Fort Smith 100 miles; Little Rock 130 miles; Kansas City 420 miles; Memphis 267 miles; Oklahoma City 280 miles; Dallas 460 miles; Austin 656 miles; San Antonio 736 miles; Houston 569 miles; Albuquerque 822 miles; Phoenix 1,280 miles; Denver 905 miles; Grand Junction 1,201 miles; Salt Lake City 1,439 miles (all distances are approximate and depend upon starting point, destination point on the river and route taken.)
Water quality is usually very good to excellent, flowing clean, clear and very cold. A stage of about 3.0 feet is considered minimum for good boating.
The Upper Kings River usually flows best in mid-spring through early-summer months, starting around April depending upon recent local rainfall in the Boston Mountains. Without significant recent rainfall the river will not be boatable after late-June or early-July.

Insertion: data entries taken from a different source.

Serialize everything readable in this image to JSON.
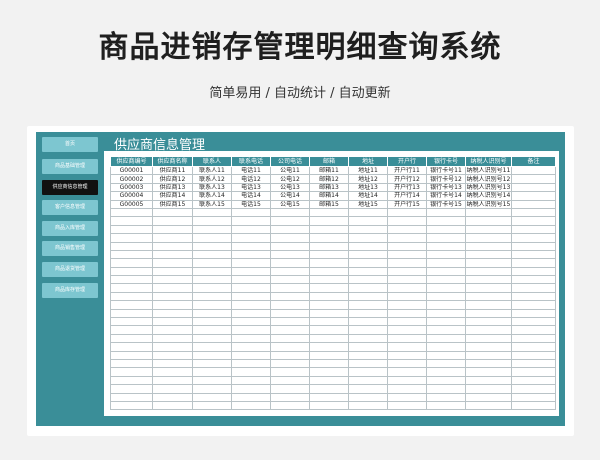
{
  "header": {
    "title": "商品进销存管理明细查询系统",
    "subtitle": "简单易用 / 自动统计 / 自动更新"
  },
  "sidebar": {
    "items": [
      {
        "label": "首页",
        "active": false
      },
      {
        "label": "商品基础管理",
        "active": false
      },
      {
        "label": "供应商信息管理",
        "active": true
      },
      {
        "label": "客户信息管理",
        "active": false
      },
      {
        "label": "商品入库管理",
        "active": false
      },
      {
        "label": "商品销售管理",
        "active": false
      },
      {
        "label": "商品退货管理",
        "active": false
      },
      {
        "label": "商品库存管理",
        "active": false
      }
    ]
  },
  "panel": {
    "title": "供应商信息管理"
  },
  "table": {
    "columns": [
      "供应商编号",
      "供应商名称",
      "联系人",
      "联系电话",
      "公司电话",
      "邮箱",
      "地址",
      "开户行",
      "银行卡号",
      "纳税人识别号",
      "备注"
    ],
    "rows": [
      [
        "G00001",
        "供应商11",
        "联系人11",
        "电话11",
        "公电11",
        "邮箱11",
        "地址11",
        "开户行11",
        "银行卡号11",
        "纳税人识别号11",
        ""
      ],
      [
        "G00002",
        "供应商12",
        "联系人12",
        "电话12",
        "公电12",
        "邮箱12",
        "地址12",
        "开户行12",
        "银行卡号12",
        "纳税人识别号12",
        ""
      ],
      [
        "G00003",
        "供应商13",
        "联系人13",
        "电话13",
        "公电13",
        "邮箱13",
        "地址13",
        "开户行13",
        "银行卡号13",
        "纳税人识别号13",
        ""
      ],
      [
        "G00004",
        "供应商14",
        "联系人14",
        "电话14",
        "公电14",
        "邮箱14",
        "地址14",
        "开户行14",
        "银行卡号14",
        "纳税人识别号14",
        ""
      ],
      [
        "G00005",
        "供应商15",
        "联系人15",
        "电话15",
        "公电15",
        "邮箱15",
        "地址15",
        "开户行15",
        "银行卡号15",
        "纳税人识别号15",
        ""
      ]
    ],
    "empty_rows": 24
  }
}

The reach from the headwaters to SH 74 west of Boxley and Ponca has numerous boulder garden rapids in the Class III to III+ range, depending upon flow, any of which can be challenging and dangerous if not run properly. The biggest threats are in pinning and/or wrapping a boat, and swimming in very cold water. Lines are usually easy to see, but when in doubt, SCOUT! Be sure to wear a wetsuit or drysuit with a base layer of water-repelling garments to prevent hypothermia, which is probably the single biggest hazard on this river when it flows. Some rapids create holes to one side or downriver of a pourover, but none should pose a major hazard for rafts, though canoes and kayaks need to be paddled by boaters with at least strong intermediate level whitewater skills to safely negotiate this stream above SH 74.

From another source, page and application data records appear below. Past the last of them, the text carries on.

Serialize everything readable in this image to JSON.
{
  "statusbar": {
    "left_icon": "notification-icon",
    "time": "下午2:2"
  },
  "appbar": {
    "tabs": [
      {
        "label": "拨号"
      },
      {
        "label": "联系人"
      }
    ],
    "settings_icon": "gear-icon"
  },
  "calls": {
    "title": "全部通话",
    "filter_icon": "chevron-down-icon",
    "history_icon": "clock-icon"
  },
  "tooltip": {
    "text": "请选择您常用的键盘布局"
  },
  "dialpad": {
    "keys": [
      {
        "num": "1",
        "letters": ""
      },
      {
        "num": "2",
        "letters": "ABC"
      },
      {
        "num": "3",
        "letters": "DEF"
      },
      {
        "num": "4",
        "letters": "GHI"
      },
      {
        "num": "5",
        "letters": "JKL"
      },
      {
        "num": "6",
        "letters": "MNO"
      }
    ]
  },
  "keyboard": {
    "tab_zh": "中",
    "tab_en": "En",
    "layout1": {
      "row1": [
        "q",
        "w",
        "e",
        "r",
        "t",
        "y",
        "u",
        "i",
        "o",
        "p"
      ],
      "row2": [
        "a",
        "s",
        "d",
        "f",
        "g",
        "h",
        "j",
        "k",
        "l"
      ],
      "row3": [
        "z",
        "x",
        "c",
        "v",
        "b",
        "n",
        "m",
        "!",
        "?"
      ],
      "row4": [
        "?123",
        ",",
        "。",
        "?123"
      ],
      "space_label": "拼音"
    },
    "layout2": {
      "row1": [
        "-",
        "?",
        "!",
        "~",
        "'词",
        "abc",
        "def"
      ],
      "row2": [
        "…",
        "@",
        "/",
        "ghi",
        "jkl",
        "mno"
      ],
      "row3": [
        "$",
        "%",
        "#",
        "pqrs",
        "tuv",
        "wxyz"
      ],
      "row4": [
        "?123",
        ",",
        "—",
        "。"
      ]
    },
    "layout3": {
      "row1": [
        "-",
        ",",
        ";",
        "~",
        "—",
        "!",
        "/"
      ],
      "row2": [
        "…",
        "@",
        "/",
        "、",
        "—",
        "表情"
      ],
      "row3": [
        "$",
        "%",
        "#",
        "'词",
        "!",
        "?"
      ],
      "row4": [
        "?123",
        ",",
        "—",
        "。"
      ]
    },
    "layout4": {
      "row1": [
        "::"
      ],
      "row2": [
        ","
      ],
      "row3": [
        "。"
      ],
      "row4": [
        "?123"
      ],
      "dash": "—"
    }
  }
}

Madison County (unnamed?) road between SH 21 and SH 16 north of Fallsville at 0.0 miles; SH 16 bridge at about 1.5 miles; SH 74 bridge west of Ponca at about 11.0 miles. There are no other access points for the Upper Kings River.
There are no campgrounds located along the Upper Kings River. However, abundant natural campsites are available all along the entire run of the river. Abundant natural (NFS) campsites are available nearby on the Buffalo National River. Buffalo Outdoor Center at Ponca offers excellent campsites with restrooms, drinking water, a store, rentals, shuttles and other services. Several campgrounds with amenities are available nearby on the Mulberry, Big Piney and other streams.

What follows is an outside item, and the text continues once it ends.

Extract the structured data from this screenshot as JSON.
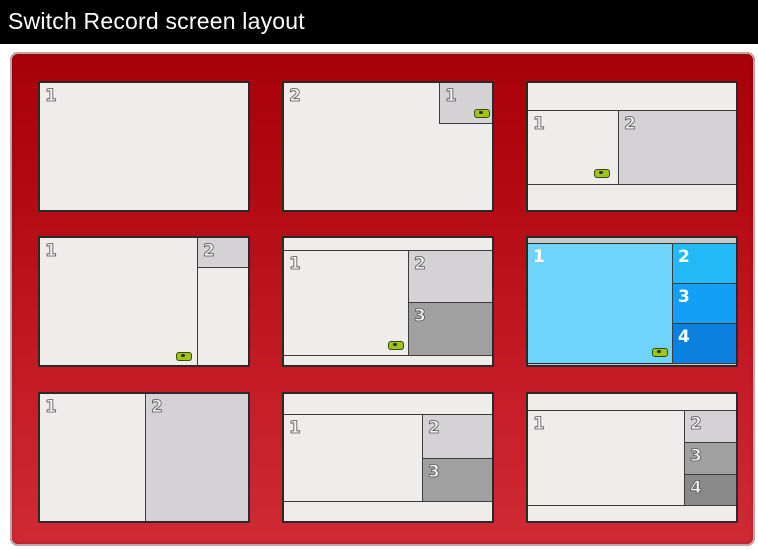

There are at least three commercial outfitters offering rentals, shuttles and river information on the Kings River. Rentals and shuttles may be obtained from outfitters on the Buffalo, Mulberry and Big Piney, all very near the headwaters of the Kings River. Shuttle rates are higher than on most rivers and will vary according to access points used, but they reasonable considering the time and distance required to ferry boats, gear and paddlers to or from the river.
I have only had the opportunity to paddle the Kings River once, and that was several years ago, but it sticks in my mind as a beautiful and exciting run. In the area to run the Upper Buffalo, where the ONLY whitewater on that river can be found, I discovered and ran the Upper Kings River in March. It was cold in the Ozarks, but the river was flowing and we had a blast. The trees still showed all signs of winter, so the scenery was not as pretty as in late spring through mid-fall, but the water was great. None of the rapids proved to be particularly challenging, though it was an E-ticket ride through those cold water haystacks in the boulder gardens. I was wearing a SEAL suit of 0.25 inch foam rubber (my diving suit) with Neoprene river boots and gloves, and they provided excellent insulation from the cold air and water. Unfortunately, I did not have my camera with me, because it was the only time I have run this stream. It will NOT be the last! Late March to the middle of April is probably the optimum time for Upper Kings River runs IF there is adequate water - daytime air temperatures are more tolerable at that time!